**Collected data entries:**
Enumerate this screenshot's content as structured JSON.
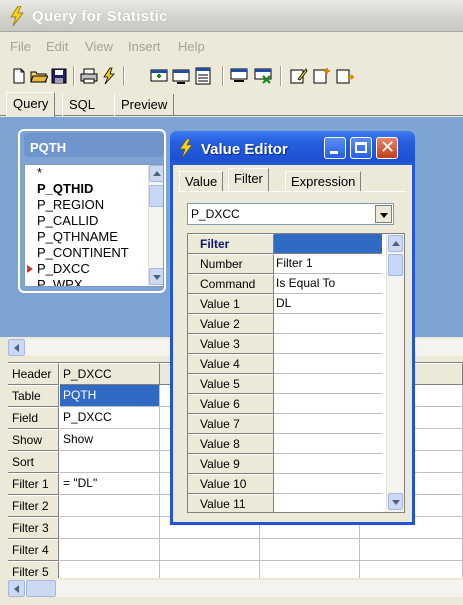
{
  "app": {
    "title": "Query for Statistic"
  },
  "menu": [
    "File",
    "Edit",
    "View",
    "Insert",
    "Help"
  ],
  "main_tabs": [
    "Query",
    "SQL",
    "Preview"
  ],
  "table_box": {
    "name": "PQTH",
    "fields": [
      "*",
      "P_QTHID",
      "P_REGION",
      "P_CALLID",
      "P_QTHNAME",
      "P_CONTINENT",
      "P_DXCC",
      "P_WPX"
    ]
  },
  "grid": {
    "row_labels": [
      "Header",
      "Table",
      "Field",
      "Show",
      "Sort",
      "Filter 1",
      "Filter 2",
      "Filter 3",
      "Filter 4",
      "Filter 5"
    ],
    "column_1": [
      "P_DXCC",
      "PQTH",
      "P_DXCC",
      "Show",
      "",
      "= \"DL\"",
      "",
      "",
      "",
      ""
    ]
  },
  "dialog": {
    "title": "Value Editor",
    "tabs": [
      "Value",
      "Filter",
      "Expression"
    ],
    "combo_value": "P_DXCC",
    "grid_header": "Filter",
    "rows": [
      {
        "label": "Number",
        "value": "Filter 1"
      },
      {
        "label": "Command",
        "value": "Is Equal To"
      },
      {
        "label": "Value 1",
        "value": "DL"
      },
      {
        "label": "Value 2",
        "value": ""
      },
      {
        "label": "Value 3",
        "value": ""
      },
      {
        "label": "Value 4",
        "value": ""
      },
      {
        "label": "Value 5",
        "value": ""
      },
      {
        "label": "Value 6",
        "value": ""
      },
      {
        "label": "Value 7",
        "value": ""
      },
      {
        "label": "Value 8",
        "value": ""
      },
      {
        "label": "Value 9",
        "value": ""
      },
      {
        "label": "Value 10",
        "value": ""
      },
      {
        "label": "Value 11",
        "value": ""
      }
    ]
  },
  "colors": {
    "design_bg": "#7ea4d3",
    "selection": "#316ac5",
    "xp_title": "#1f55d6"
  }
}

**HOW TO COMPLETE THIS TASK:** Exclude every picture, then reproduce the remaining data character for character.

**YOUR RESPONSE:**
Enumerate this screenshot's content as structured JSON.
{
  "app": {
    "title": "Query for Statistic"
  },
  "menu": [
    "File",
    "Edit",
    "View",
    "Insert",
    "Help"
  ],
  "main_tabs": [
    "Query",
    "SQL",
    "Preview"
  ],
  "table_box": {
    "name": "PQTH",
    "fields": [
      "*",
      "P_QTHID",
      "P_REGION",
      "P_CALLID",
      "P_QTHNAME",
      "P_CONTINENT",
      "P_DXCC",
      "P_WPX"
    ]
  },
  "grid": {
    "row_labels": [
      "Header",
      "Table",
      "Field",
      "Show",
      "Sort",
      "Filter 1",
      "Filter 2",
      "Filter 3",
      "Filter 4",
      "Filter 5"
    ],
    "column_1": [
      "P_DXCC",
      "PQTH",
      "P_DXCC",
      "Show",
      "",
      "= \"DL\"",
      "",
      "",
      "",
      ""
    ]
  },
  "dialog": {
    "title": "Value Editor",
    "tabs": [
      "Value",
      "Filter",
      "Expression"
    ],
    "combo_value": "P_DXCC",
    "grid_header": "Filter",
    "rows": [
      {
        "label": "Number",
        "value": "Filter 1"
      },
      {
        "label": "Command",
        "value": "Is Equal To"
      },
      {
        "label": "Value 1",
        "value": "DL"
      },
      {
        "label": "Value 2",
        "value": ""
      },
      {
        "label": "Value 3",
        "value": ""
      },
      {
        "label": "Value 4",
        "value": ""
      },
      {
        "label": "Value 5",
        "value": ""
      },
      {
        "label": "Value 6",
        "value": ""
      },
      {
        "label": "Value 7",
        "value": ""
      },
      {
        "label": "Value 8",
        "value": ""
      },
      {
        "label": "Value 9",
        "value": ""
      },
      {
        "label": "Value 10",
        "value": ""
      },
      {
        "label": "Value 11",
        "value": ""
      }
    ]
  },
  "colors": {
    "design_bg": "#7ea4d3",
    "selection": "#316ac5",
    "xp_title": "#1f55d6"
  }
}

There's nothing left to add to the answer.